But they have an instinct. All the great arena bands do, for a big hit single. The mid-paced “Stay” is exactly that (or it would have been in another century) its mid-paced and glorious. Maybe they sound so natural because of their chemistry. They’ve been together so long they might have some sort of sixth sense about what’s required? That’s certainly what it sounds like.
“Holiday” was one of the singles from the record and it’s one of the best. A chorus that won’t let you leave, but in common with a lot of the others it seems to come from an autobiographical place. Indeed, one of the highlights of the show a couple of Sunday’s ago was the acoustic “In Loving Memory”. Written for Tremonti’s late mother, anyone who’s lost a parent would understand. That’s why possibly the highlight of this whole shindig is “Fable Of The Silent Son”. Eight and a half minutes of it. This is not a “pop” song. This is a piece of music that will resonate, that will matter. That they can change mood, ostensibly, with “Season Of Promise”, which is lighter and airier – but which when you peel it away, keeps beating with the same darkness – is to their credit.
There’s nothing approaching a ballad here, which goes against the norm of the US Arena band. “Last Man Standing” is slower, more deliberate, but it’s the work of a band who believes its hook: “compromise is never worth it in the end – no!” This record doesn’t get made if you accept half measures.
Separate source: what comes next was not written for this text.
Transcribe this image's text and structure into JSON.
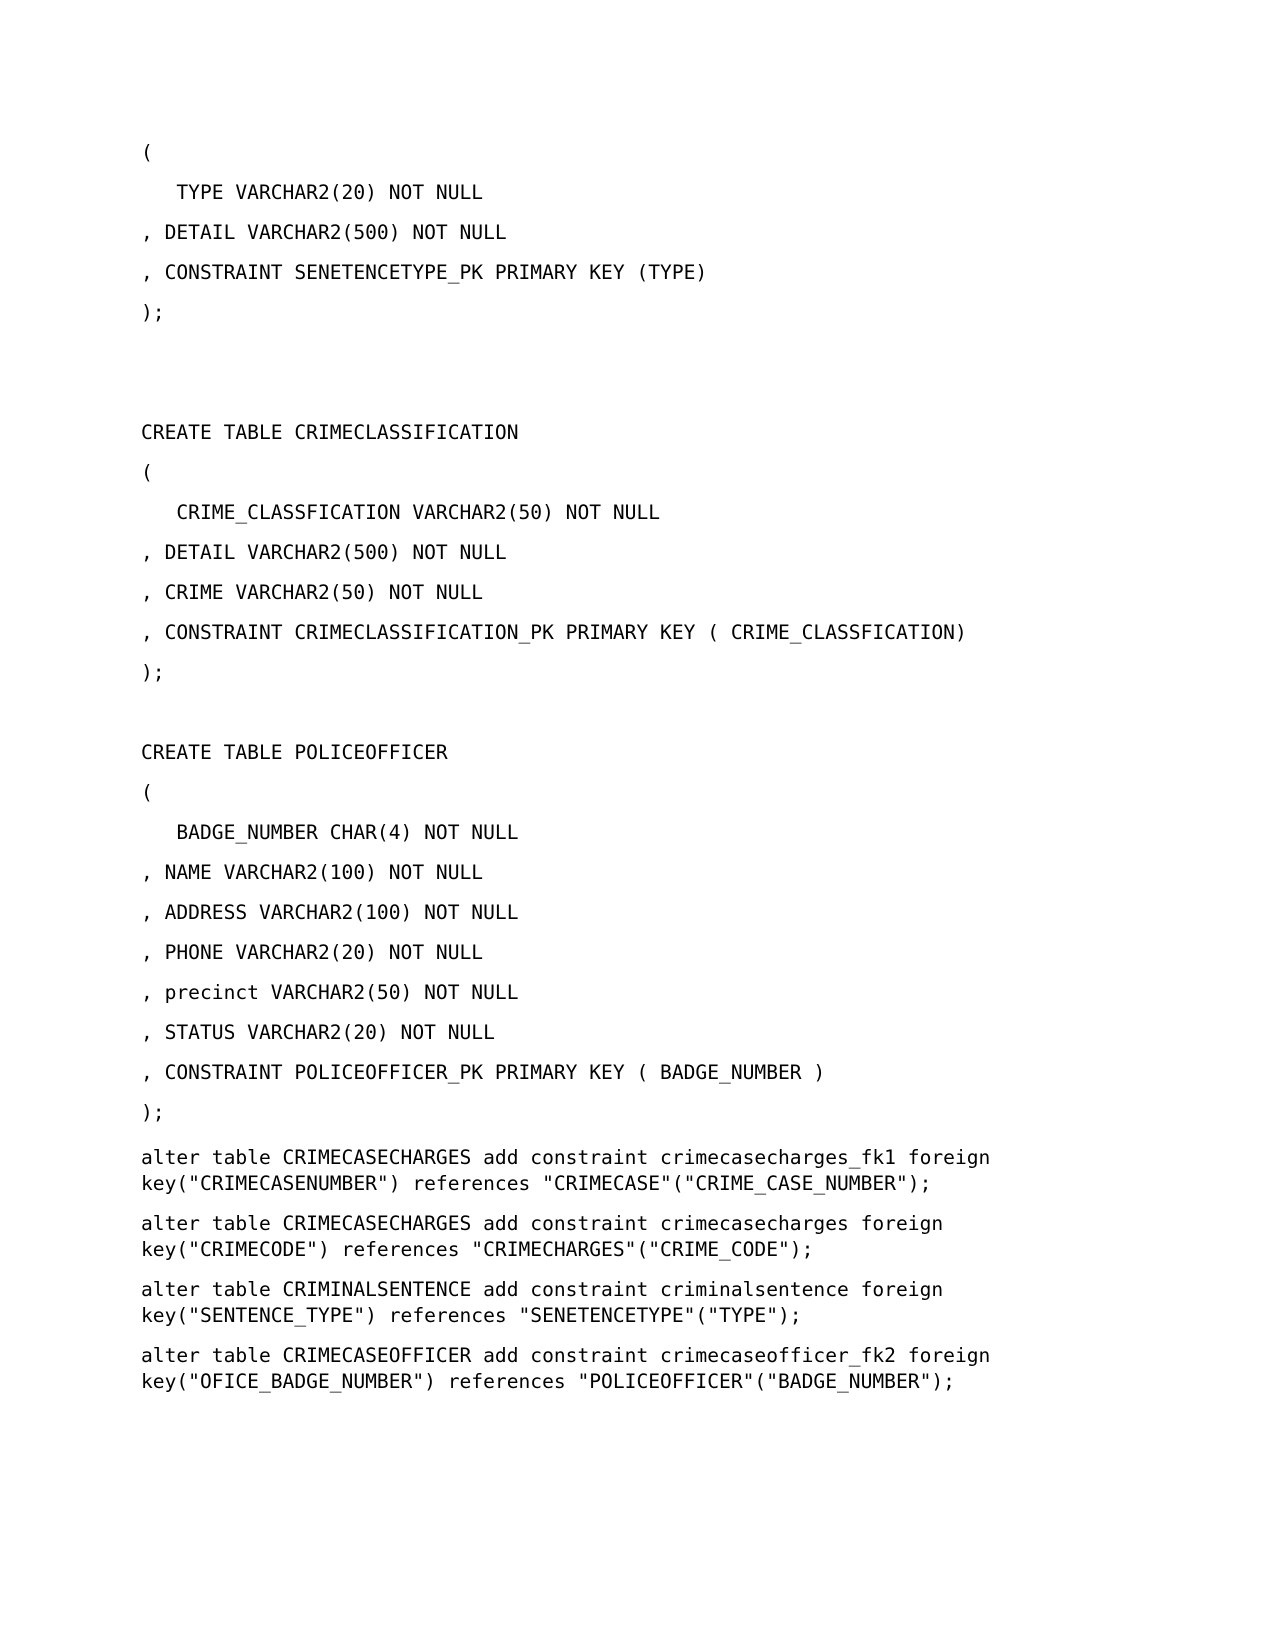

That’s a fact.
It’s also true to say that it ends with the title track, which Kennedy had claimed was “the hardest one to play on the album” when they’d done it in their set. It’s a fittingly thrilling end. It also has dreams: “although we’re pawns, we could be kings” sings Kennedy. But it’s the way it builds and explodes that is the most impressive thing about it.
So that’s it, then. I could dress this up with a fancy conclusion, but the fact is this: I was wrong. The world was right. Alter Bridge rule. I’d love to tell you about their other six albums, but I can’t. I’ll give them a listen, I promise. I will just add this before I eat some more of that humble pie, “Pawns And Kings” is brilliant.